Try it: Find each line of the entries with the string "JSON", please, and copy it.
[[ Recorded data, beginning ]]
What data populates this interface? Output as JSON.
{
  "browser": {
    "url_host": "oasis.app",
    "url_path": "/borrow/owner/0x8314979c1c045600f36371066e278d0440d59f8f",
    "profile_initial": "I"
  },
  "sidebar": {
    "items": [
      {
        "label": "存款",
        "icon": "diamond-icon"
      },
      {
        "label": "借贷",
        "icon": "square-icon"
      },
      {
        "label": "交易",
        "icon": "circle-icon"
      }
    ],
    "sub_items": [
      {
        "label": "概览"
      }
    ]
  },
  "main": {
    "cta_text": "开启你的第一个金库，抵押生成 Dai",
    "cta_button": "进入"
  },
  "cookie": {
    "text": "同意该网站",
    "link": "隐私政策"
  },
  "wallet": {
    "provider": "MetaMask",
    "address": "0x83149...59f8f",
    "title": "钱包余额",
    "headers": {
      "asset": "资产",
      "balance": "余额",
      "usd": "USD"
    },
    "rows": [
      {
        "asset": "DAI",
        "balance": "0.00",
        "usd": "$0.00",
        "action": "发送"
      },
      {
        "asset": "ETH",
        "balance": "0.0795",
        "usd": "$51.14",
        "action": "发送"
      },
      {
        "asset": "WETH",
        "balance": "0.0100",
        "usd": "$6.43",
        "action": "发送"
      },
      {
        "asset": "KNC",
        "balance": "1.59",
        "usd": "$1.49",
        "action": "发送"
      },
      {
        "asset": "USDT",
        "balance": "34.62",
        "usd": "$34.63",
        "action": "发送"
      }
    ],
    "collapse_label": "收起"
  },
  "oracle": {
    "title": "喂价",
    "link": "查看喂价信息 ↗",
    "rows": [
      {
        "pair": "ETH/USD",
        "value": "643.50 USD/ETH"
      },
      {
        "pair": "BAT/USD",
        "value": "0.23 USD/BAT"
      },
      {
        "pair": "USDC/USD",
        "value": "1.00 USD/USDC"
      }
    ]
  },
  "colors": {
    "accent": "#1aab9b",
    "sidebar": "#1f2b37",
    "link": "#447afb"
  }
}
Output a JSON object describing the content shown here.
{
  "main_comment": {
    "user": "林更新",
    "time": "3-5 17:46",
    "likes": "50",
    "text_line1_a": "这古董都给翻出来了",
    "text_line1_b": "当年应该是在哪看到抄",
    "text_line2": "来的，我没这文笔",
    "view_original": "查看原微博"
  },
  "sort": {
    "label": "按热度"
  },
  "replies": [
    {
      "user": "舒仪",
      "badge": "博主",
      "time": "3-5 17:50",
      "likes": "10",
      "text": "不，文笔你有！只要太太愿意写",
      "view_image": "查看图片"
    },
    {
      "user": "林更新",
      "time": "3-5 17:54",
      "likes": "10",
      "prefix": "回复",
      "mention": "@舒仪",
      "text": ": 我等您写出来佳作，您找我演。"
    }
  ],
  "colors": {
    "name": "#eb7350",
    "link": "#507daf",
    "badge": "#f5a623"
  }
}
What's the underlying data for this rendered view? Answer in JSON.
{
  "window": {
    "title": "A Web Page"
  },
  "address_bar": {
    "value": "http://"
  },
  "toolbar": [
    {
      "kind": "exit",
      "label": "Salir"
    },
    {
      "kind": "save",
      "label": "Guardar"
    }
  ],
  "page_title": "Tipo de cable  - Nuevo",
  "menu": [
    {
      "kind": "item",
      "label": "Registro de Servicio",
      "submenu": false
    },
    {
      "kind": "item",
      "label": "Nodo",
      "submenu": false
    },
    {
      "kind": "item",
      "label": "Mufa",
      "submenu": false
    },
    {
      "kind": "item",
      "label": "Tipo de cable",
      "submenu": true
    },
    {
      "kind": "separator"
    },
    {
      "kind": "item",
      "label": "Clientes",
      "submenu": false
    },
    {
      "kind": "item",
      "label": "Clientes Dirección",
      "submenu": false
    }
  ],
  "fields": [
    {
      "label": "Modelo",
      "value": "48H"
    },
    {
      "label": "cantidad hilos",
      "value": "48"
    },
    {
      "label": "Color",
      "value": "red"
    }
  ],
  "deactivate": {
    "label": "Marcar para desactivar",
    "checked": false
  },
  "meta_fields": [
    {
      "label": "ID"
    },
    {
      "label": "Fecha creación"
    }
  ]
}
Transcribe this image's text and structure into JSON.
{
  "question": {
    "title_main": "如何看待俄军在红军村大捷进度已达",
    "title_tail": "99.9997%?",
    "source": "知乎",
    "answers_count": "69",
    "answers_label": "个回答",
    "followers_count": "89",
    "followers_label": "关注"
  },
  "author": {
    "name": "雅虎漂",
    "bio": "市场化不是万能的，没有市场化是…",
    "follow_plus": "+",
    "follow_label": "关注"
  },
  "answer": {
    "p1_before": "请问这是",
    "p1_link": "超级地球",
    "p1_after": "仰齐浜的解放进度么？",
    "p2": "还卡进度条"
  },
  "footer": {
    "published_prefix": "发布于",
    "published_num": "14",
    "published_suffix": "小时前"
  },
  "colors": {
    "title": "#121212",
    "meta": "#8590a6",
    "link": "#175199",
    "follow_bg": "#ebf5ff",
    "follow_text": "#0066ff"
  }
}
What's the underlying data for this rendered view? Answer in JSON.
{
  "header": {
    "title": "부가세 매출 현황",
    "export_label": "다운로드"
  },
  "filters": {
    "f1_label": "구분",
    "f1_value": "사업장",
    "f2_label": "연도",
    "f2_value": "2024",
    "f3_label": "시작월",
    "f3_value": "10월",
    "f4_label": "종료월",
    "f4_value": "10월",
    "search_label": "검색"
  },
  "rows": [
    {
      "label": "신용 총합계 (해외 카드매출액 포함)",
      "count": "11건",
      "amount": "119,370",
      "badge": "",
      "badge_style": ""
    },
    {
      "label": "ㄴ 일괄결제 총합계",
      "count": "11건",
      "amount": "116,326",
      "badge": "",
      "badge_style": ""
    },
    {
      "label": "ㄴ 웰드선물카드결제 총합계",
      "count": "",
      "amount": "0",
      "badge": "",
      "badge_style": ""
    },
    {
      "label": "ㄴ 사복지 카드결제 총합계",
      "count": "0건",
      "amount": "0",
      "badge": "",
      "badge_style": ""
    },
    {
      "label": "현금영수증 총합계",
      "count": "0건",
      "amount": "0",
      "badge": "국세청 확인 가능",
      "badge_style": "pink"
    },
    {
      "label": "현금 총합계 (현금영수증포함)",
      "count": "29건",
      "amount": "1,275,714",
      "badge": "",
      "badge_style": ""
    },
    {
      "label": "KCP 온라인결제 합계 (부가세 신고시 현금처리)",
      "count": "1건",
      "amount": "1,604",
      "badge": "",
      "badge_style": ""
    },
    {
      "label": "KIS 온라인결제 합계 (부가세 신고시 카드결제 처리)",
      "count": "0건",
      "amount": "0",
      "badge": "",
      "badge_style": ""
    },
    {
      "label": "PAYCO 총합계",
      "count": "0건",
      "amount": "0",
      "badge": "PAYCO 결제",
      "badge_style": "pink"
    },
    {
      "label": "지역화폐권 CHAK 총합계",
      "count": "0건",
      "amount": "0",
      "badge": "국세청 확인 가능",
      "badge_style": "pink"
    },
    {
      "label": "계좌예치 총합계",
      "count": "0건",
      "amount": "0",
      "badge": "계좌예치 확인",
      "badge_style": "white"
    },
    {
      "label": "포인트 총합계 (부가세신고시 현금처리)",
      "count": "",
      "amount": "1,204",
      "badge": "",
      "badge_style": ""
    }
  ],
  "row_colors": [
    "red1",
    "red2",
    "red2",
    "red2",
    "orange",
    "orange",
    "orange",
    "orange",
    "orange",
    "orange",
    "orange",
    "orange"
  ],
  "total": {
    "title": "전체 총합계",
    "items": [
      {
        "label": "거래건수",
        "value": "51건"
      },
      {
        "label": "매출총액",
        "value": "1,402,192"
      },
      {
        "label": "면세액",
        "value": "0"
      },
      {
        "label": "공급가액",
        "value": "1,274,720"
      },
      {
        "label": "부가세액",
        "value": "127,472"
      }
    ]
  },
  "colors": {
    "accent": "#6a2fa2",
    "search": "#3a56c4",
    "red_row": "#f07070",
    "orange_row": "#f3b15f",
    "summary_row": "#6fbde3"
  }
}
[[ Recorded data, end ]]
Solved problem:
What data populates this interface? Output as JSON.
Output a JSON object describing the content shown here.
What's the underlying data for this rendered view? Answer in JSON.
Transcribe this image's text and structure into JSON.
What's the underlying data for this rendered view? Answer in JSON.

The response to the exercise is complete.